speech dysfluency; functional imaging; diffusion tensor imaging; basal ganglia; ventral premotor cortex
25.  Late childhood stuttering 
A longitudinal study was conducted on 76 children which examined risk factors that led children who stutter at around age eight to persist in the disorder when they reached age twelve.
All children were verified as stuttering at the first assessment on the basis of a clinical referral and a further clinical assessment. When they reached twelve, they were classified as persistent or recovered on the basis of parent, child and researcher assessments. A range of measures was taken at the two age-points for determining risk factors for persistence/recovery.
More males than females were affected. There was no evidence for persistence and recovery to run in families. At first referral all speakers who stuttered had high stuttering severity ratings and high proportions of dysfluencies in their speech (particularly those involving repetitions of whole words). At age 12 plus, the severity ratings of the recovered speakers and dysfluency counts dropped. The persistent speakers continued to have high severity ratings and produced more part-word dysfluencies. Temperament, measured at first assessment, differed between all stutterers and fluent controls and, when persistent and recovered speaker groups were examined separately, recovered speakers were less adaptable than persistent speakers; persistent speakers had more intense moods than controls; recovered speakers were less adaptable than controls. Detection of backward masking stimuli at 12 plus did not differ between all the children who stuttered and controls but when speakers who stuttered were differentiated by recovery group, persistent speakers had poorer backward masking thresholds than recovered speakers. Performance in motor tasks controlled by the cerebellum was assessed at 12 plus. There were indications of poor cerebellar control in speakers who persisted compared with the recovered speakers.

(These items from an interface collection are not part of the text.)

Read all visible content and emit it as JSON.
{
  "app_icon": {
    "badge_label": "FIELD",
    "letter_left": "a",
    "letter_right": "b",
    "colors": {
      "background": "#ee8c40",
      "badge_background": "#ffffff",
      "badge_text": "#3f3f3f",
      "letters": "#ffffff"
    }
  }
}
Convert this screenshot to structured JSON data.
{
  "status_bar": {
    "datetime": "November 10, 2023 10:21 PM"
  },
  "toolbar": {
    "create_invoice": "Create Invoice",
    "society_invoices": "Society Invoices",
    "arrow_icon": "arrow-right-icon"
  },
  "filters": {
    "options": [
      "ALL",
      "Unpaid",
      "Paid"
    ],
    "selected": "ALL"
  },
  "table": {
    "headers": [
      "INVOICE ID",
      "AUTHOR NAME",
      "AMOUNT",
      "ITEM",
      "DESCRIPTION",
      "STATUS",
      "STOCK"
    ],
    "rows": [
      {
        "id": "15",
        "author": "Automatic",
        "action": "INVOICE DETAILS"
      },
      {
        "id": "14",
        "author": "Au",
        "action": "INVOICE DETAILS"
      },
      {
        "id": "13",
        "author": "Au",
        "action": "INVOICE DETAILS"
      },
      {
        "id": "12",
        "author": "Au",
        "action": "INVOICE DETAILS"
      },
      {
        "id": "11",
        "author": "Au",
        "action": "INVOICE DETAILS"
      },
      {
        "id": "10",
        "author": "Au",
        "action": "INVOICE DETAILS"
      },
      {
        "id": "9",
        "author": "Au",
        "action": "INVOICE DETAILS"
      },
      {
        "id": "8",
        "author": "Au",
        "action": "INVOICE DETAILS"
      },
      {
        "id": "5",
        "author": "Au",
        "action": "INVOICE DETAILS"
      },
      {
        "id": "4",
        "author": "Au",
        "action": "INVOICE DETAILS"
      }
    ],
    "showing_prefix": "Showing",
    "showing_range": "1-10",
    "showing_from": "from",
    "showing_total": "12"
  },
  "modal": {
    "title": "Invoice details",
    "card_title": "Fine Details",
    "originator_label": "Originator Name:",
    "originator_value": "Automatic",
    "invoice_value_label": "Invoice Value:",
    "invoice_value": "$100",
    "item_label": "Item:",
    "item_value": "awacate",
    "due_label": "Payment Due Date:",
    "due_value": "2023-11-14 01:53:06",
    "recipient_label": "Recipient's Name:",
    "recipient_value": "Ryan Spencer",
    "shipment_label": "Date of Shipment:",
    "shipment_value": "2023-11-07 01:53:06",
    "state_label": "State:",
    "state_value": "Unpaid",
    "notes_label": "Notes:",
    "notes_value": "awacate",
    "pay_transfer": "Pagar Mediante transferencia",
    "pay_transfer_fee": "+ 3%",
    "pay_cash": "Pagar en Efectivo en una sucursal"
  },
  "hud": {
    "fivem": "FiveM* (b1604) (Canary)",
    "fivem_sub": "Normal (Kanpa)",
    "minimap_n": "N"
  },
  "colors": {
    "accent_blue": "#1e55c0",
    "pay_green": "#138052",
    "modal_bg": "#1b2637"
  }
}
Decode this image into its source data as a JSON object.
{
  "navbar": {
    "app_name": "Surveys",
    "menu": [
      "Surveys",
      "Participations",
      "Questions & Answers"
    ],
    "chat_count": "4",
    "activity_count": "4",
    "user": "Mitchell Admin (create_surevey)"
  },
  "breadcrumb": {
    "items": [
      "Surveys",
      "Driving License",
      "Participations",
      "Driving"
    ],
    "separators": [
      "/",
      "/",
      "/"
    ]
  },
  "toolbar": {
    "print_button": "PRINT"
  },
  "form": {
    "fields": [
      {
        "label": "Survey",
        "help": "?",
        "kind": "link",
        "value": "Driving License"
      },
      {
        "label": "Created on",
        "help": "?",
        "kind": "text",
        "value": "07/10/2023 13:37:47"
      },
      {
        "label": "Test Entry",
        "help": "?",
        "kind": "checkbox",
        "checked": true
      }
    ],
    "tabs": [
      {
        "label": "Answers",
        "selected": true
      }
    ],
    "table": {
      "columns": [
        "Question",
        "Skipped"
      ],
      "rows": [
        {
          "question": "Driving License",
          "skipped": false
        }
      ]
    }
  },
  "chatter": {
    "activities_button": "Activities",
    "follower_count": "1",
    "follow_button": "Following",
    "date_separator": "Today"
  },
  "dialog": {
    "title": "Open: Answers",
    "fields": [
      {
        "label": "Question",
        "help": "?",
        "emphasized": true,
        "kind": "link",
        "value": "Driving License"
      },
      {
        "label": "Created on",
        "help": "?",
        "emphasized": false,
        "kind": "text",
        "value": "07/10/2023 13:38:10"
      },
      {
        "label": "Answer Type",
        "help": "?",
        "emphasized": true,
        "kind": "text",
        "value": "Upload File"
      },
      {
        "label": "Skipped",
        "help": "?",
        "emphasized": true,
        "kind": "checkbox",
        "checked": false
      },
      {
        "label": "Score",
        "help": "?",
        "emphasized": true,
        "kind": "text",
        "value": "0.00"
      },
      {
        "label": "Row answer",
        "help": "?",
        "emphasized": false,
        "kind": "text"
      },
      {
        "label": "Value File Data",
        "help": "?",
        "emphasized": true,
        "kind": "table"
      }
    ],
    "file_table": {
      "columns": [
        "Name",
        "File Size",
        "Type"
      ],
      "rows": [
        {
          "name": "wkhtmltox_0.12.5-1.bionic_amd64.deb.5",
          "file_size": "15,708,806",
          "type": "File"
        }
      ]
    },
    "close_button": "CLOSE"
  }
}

The tendency for more males than females to stutter was confirmed. Different patterns in speech were observed: Severity ratings of the recovered speakers dropped by age 12 plus. The severity ratings for the persistent speakers remained high at 12 plus and dysfluency types tended to change from whole to part words over time. Persistent and recovered speakers differed on temperamental performance at initial assessment, and performed differently on sensory and motor tasks at age 12 plus.
PMCID: PMC2405819  PMID: 18506043

Results 1-25 (65)